[Entries from a dataset of interfaces]

== == ==

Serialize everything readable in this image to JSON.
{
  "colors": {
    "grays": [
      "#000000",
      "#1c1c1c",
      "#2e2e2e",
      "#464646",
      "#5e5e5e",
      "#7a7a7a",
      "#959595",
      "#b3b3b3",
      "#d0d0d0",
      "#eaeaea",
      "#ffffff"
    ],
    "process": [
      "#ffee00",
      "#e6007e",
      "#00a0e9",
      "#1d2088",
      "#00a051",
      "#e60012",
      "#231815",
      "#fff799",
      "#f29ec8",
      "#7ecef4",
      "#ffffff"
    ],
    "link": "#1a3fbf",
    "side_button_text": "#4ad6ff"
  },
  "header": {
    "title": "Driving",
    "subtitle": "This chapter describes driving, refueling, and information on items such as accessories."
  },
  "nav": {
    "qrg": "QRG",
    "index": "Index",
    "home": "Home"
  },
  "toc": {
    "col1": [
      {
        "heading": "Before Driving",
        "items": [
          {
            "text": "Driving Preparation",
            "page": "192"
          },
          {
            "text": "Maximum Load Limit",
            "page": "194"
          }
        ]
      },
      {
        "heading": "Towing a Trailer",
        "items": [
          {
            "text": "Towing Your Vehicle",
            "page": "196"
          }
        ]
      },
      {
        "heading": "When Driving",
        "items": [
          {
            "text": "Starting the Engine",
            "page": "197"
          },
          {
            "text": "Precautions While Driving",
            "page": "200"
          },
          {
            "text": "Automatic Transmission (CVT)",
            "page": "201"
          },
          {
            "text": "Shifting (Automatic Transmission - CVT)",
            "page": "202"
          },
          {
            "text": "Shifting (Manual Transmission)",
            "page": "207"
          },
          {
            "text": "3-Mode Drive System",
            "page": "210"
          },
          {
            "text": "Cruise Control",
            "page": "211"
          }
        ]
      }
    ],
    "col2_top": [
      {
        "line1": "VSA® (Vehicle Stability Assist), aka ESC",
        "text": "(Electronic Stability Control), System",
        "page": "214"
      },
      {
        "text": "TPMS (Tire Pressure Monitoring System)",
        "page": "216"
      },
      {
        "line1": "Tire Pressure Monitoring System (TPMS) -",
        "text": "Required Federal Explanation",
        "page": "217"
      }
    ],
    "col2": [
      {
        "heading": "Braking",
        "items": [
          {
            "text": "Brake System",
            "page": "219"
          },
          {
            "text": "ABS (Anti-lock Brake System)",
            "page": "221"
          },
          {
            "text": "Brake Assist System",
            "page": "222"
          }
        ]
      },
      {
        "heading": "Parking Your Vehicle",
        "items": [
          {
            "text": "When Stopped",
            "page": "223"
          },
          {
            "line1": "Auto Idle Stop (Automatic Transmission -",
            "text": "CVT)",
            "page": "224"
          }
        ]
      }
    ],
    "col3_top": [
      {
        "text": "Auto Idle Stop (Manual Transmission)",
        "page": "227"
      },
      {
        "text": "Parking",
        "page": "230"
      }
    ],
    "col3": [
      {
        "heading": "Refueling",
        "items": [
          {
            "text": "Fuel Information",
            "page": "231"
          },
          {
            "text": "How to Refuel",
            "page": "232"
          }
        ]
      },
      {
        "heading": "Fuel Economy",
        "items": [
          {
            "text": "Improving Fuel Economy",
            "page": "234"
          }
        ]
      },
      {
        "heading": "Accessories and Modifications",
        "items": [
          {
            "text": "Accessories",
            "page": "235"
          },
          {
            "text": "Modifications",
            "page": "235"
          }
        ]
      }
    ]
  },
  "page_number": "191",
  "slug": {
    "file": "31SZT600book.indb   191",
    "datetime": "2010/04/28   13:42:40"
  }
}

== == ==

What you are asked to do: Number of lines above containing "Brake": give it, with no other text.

Answer to the problem: 3